> [Exercise description]: Below are the entries; determine how many of their lines contain the string "Effects" and give that figure alone.

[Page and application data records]

━━━━━━━━━━━━━━━━

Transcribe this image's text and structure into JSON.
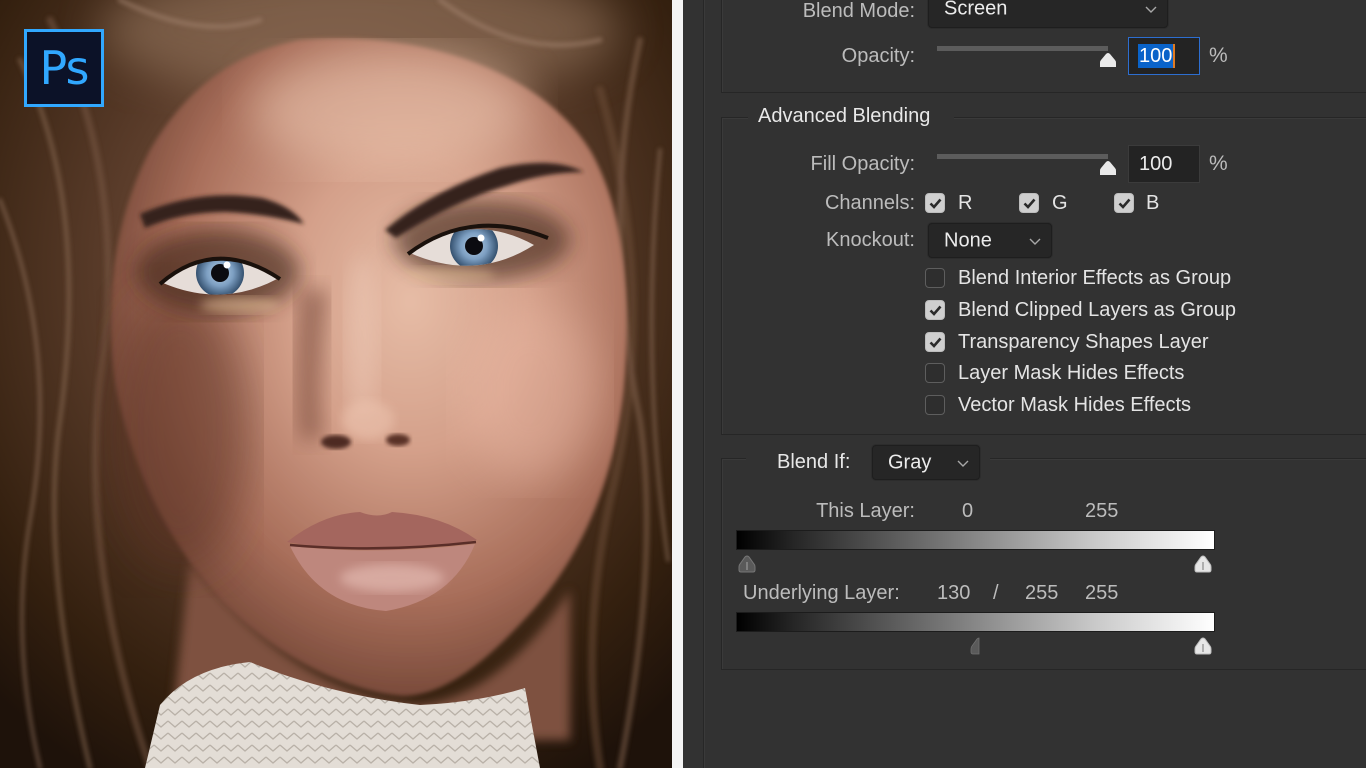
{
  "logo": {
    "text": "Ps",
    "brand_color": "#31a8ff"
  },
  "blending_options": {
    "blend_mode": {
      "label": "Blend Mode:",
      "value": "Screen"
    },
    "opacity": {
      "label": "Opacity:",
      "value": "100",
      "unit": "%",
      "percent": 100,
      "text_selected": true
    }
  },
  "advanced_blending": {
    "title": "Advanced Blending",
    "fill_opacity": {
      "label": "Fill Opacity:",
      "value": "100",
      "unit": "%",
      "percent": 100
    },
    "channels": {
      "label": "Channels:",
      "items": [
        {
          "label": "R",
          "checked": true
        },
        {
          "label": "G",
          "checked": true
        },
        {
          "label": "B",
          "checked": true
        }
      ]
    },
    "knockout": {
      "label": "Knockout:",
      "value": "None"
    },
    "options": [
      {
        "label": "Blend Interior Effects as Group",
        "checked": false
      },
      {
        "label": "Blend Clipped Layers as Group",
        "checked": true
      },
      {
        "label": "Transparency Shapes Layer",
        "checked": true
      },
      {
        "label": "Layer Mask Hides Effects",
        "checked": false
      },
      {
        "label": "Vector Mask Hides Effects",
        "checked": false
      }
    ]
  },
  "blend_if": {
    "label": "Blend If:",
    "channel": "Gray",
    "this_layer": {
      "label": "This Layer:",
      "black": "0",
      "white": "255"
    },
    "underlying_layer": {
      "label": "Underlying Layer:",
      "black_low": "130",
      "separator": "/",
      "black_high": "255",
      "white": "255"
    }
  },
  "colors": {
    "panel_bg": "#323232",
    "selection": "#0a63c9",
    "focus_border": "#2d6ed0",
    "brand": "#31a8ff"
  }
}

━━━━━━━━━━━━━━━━

> [Solution]: 3